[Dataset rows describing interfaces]
┏━━
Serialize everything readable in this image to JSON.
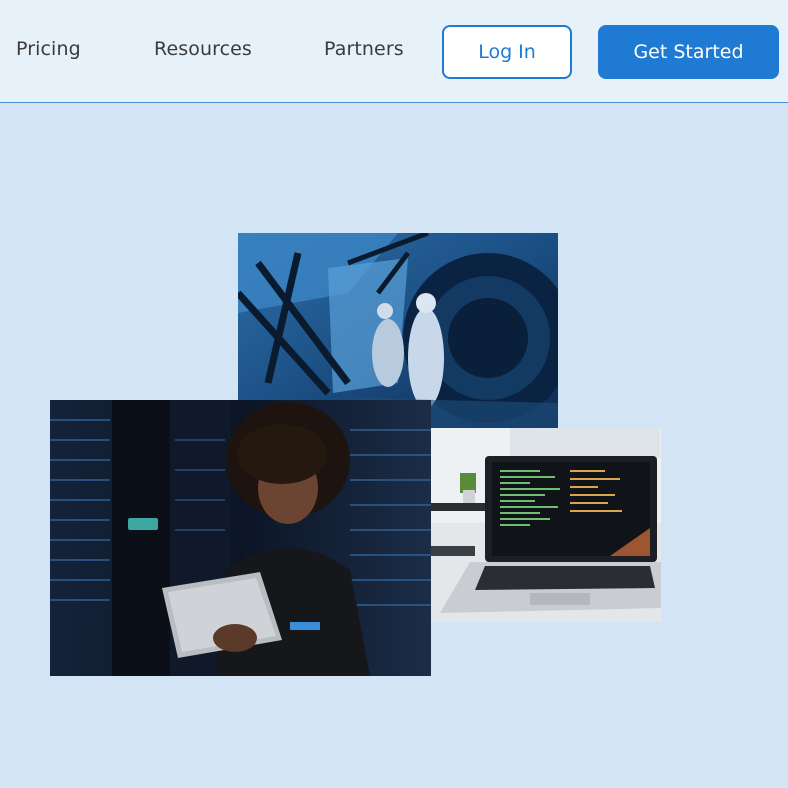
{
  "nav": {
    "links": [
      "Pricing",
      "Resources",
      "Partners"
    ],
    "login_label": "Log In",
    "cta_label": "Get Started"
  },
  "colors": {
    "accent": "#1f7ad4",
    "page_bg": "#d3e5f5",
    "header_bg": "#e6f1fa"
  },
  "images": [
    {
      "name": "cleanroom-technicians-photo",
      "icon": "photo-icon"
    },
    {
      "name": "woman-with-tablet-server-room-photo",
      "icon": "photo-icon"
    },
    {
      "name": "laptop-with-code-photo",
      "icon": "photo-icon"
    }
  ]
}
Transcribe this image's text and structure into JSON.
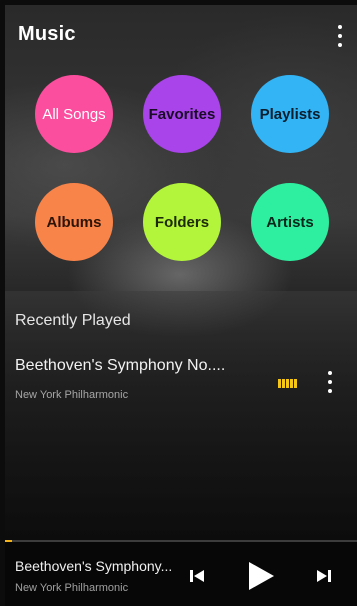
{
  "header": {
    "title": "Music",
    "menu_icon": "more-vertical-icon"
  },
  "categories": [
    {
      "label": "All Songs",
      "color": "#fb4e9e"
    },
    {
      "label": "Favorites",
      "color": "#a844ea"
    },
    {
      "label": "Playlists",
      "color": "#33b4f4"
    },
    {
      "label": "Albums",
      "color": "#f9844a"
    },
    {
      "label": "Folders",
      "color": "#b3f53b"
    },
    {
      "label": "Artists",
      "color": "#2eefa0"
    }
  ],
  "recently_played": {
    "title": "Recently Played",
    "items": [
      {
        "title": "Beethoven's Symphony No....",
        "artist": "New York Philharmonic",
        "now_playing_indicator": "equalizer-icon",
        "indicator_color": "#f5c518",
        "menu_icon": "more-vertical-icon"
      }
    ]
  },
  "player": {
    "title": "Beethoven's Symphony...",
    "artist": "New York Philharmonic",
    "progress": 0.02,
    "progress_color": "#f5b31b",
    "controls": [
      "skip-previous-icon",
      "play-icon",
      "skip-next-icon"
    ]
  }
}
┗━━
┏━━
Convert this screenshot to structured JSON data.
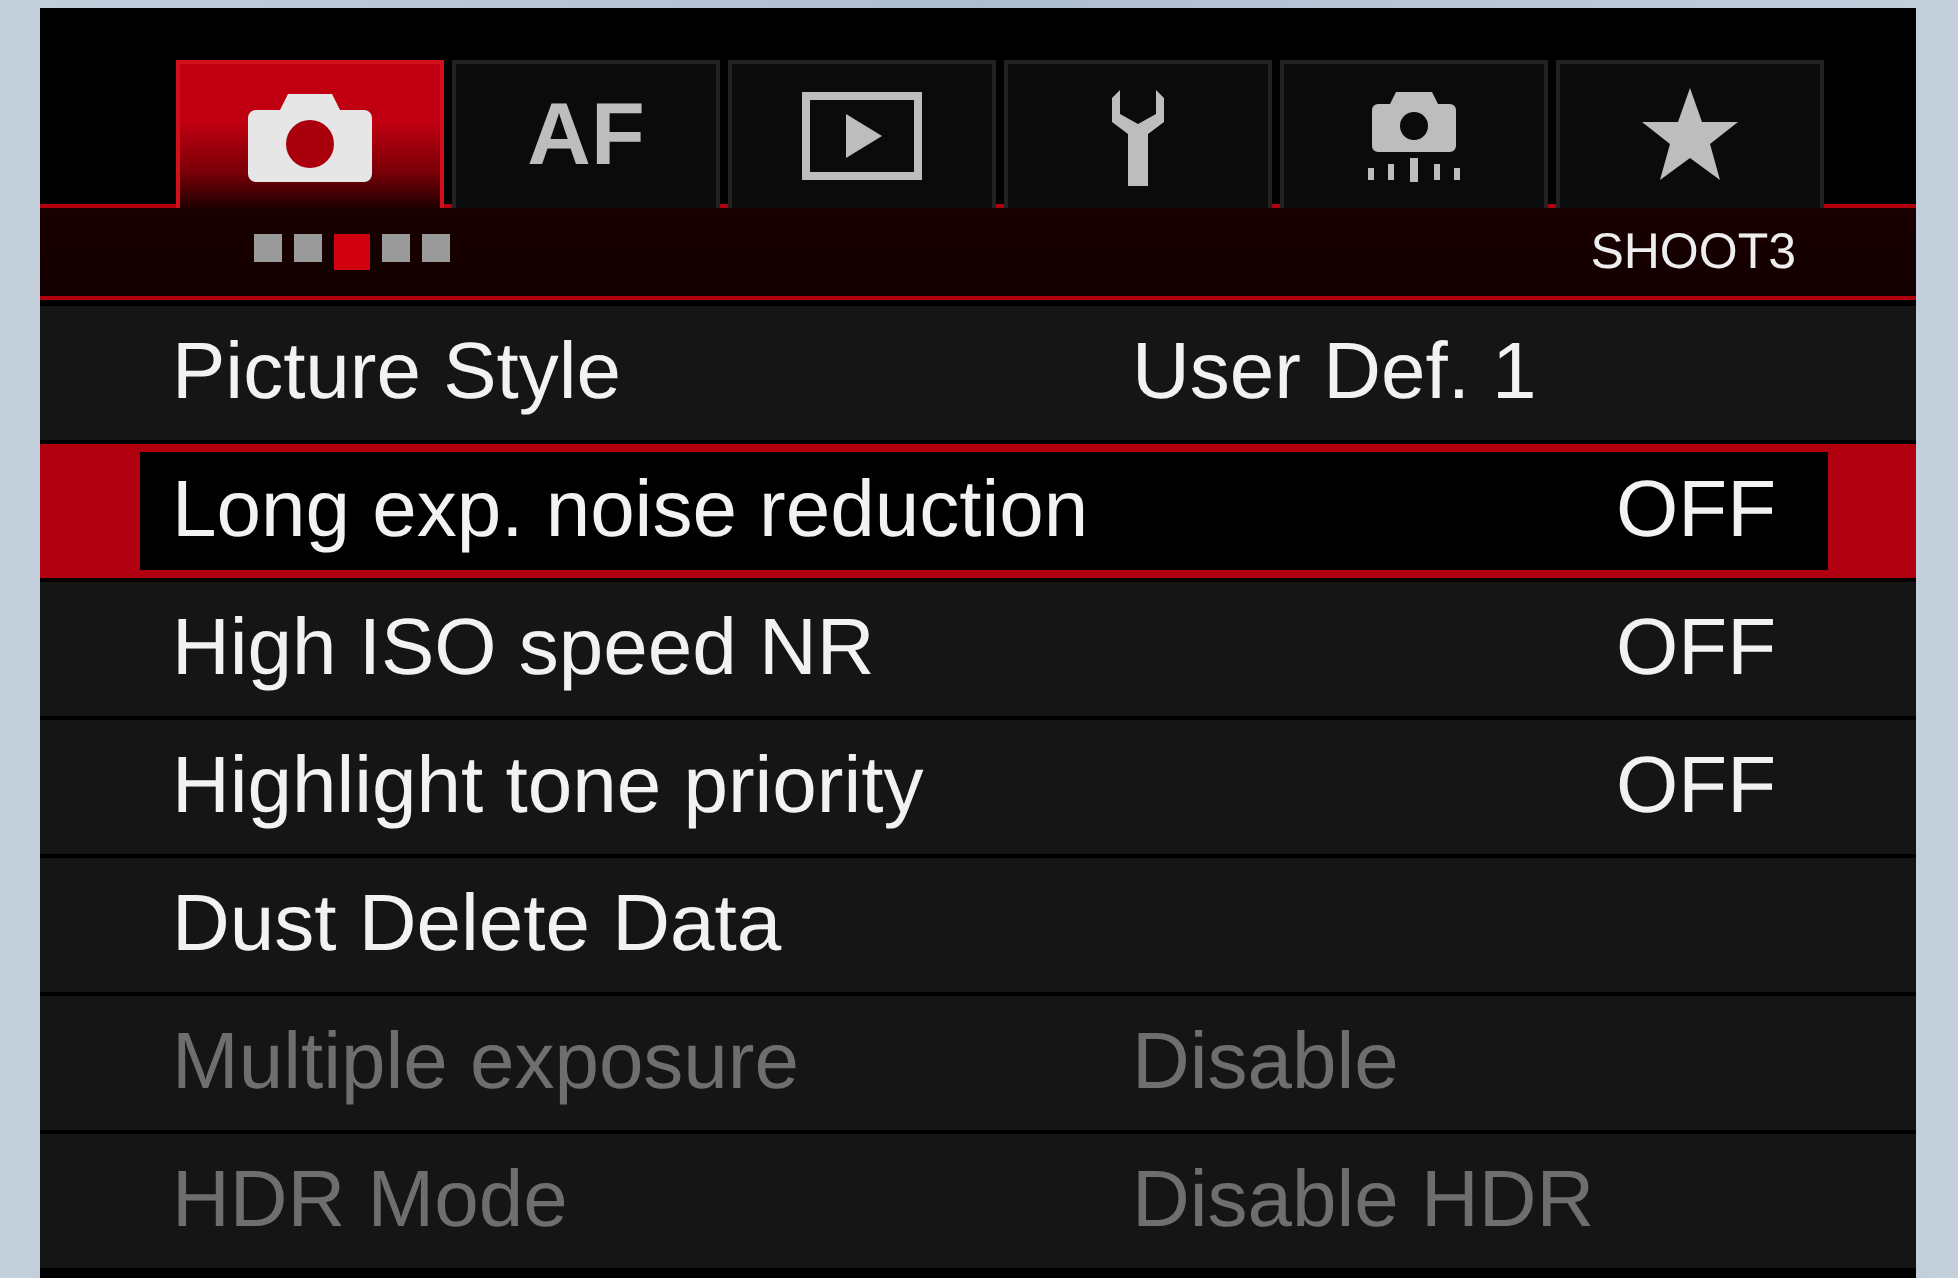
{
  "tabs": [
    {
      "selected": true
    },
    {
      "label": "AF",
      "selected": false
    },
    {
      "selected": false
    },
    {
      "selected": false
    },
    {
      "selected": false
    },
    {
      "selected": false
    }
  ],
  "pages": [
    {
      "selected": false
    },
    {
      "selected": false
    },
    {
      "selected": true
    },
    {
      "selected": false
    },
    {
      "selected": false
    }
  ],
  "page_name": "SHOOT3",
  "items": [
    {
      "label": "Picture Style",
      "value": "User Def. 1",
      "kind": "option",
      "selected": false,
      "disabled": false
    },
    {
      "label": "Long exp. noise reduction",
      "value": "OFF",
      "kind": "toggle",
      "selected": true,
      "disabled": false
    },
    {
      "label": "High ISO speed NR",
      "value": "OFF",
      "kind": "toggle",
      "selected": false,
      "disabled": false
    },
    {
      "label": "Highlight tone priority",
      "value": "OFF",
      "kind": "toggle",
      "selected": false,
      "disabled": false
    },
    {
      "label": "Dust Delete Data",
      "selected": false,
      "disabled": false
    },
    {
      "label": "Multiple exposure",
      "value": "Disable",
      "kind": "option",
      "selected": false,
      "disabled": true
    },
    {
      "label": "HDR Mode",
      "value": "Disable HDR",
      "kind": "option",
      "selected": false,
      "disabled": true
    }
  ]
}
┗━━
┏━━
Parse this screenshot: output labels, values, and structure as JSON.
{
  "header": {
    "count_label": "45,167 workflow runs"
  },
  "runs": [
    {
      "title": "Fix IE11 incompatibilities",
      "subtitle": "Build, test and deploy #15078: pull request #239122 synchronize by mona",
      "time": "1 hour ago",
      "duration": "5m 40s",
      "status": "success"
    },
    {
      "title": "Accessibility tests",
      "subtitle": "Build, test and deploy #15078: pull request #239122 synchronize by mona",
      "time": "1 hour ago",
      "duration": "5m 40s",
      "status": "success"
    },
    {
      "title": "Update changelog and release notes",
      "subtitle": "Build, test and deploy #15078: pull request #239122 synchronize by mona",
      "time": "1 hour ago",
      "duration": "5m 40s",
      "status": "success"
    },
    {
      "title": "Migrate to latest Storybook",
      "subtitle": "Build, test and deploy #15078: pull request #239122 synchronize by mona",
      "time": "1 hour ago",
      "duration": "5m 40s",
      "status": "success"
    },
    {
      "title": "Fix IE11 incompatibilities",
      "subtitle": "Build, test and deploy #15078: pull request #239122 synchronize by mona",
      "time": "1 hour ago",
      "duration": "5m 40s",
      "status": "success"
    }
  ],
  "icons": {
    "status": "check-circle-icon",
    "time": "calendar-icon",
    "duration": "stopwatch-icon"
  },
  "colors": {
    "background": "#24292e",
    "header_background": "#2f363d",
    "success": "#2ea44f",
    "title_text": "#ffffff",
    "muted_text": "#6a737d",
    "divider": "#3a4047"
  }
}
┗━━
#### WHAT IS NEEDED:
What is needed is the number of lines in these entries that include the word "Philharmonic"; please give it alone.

#### EXPECTED ANSWER:
2